Coastal Dune Ecosystem Reference Database

A consideration of the "biological spectra of New Zealand" Journal Paper

Allan, H.H.
Journal / Source
Journal of Ecology
A brief account is given of the topography, climate and vegetation of New Zealand. 2. The general spectrum for New Zealand would, in Raunkiaer's scheme, place the New Zealand climate as an H-Ch one, with, however, a strong Ph element. 3. The New Zealand climate, however, is not a uniform one, but composed of several distinct facies.
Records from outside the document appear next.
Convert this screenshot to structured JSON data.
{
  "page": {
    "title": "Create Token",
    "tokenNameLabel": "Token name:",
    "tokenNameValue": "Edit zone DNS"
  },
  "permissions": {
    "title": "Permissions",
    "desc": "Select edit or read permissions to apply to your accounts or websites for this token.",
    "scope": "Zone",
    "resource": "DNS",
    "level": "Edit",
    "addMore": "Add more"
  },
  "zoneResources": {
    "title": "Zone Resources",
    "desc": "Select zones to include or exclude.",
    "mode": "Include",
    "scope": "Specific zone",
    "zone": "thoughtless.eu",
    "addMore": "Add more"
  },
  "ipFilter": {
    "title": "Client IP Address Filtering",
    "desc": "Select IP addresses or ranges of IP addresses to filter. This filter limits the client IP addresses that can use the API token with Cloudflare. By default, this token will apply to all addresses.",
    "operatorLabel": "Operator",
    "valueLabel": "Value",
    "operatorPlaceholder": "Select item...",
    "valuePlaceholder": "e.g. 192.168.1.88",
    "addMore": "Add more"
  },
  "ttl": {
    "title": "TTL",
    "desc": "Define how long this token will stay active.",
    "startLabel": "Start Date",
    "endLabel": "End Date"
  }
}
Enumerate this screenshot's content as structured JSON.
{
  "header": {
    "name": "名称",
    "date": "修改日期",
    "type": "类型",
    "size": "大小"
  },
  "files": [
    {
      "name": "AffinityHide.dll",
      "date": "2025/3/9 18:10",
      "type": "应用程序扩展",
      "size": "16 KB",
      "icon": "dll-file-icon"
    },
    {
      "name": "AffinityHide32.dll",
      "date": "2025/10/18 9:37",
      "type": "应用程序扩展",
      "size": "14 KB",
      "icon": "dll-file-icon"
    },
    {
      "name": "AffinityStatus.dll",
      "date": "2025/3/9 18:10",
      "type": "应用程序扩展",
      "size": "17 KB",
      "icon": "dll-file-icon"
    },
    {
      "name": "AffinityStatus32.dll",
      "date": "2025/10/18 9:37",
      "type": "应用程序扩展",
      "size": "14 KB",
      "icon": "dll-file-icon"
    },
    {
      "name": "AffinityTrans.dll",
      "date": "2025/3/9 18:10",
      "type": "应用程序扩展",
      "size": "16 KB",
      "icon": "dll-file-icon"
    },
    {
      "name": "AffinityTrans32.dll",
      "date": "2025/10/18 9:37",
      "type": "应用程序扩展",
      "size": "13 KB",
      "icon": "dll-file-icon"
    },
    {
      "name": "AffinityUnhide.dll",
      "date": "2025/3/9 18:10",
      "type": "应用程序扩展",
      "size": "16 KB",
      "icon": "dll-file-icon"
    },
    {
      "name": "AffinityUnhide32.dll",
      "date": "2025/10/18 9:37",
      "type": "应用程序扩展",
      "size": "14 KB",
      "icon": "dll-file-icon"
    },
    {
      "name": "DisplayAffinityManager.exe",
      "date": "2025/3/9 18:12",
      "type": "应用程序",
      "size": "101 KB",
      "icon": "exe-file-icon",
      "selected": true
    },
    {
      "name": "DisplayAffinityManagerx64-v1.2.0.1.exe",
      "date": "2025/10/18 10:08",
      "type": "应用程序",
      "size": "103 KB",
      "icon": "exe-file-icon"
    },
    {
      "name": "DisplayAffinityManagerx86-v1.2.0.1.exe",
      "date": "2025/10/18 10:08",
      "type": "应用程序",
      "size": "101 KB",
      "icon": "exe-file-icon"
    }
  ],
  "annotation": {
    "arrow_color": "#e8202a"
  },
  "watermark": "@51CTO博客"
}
These are revealed by the vegetative cover, but not so clearly by the spectra. 4. Spectra for the western and the eastern portions of South Island are similar, but the climates and vegetative covers are very dissimilar. 5. The spectra for latitudinal distribution show that in the sub-alpine areas of the Southern Alps there is a Ch climate. 6. The naturalized species are shown to be too few in number materially to alter the spectra, but afford some evidence that the country is more adapted to a Th element than is shown by the indigenous species. 7. The spectra for the palaeotropic and the palaeozelandic elements are very similar, though the floristic contents are very different. 8. Historical considerations cannot be ignored in assessing plant climates. 9. Spectra of different association groups are given. 10. The spectra of the island floras do not clearly indicate the great climatic differences. 11. The spectra of the major taxonomic groups are considered, and it is shown that in New Zealand these do not always agree with those of the "normal" spectrum. 12. The status of certain life forms is discussed. Raunkiaer's delimitations of Ch and H are considered inadequate in a treatment of austral floras. 13. The conclusion is drawn that biological spectra, as at present expressed, do not give a more accurate picture of plant climates than would careful summaries of the major formations. 14. In general it is considered: (a) that the life-form classes adopted have not proved perfectly satisfactory, especially the H-Ch group, for a world-wide treatment of plant climates; (b) that many more analyses are needed for the southern hemisphere before proper comparisons of the respective spectra can be made; (c) that in spite of the present defects the spectra reveal much of interest and importance.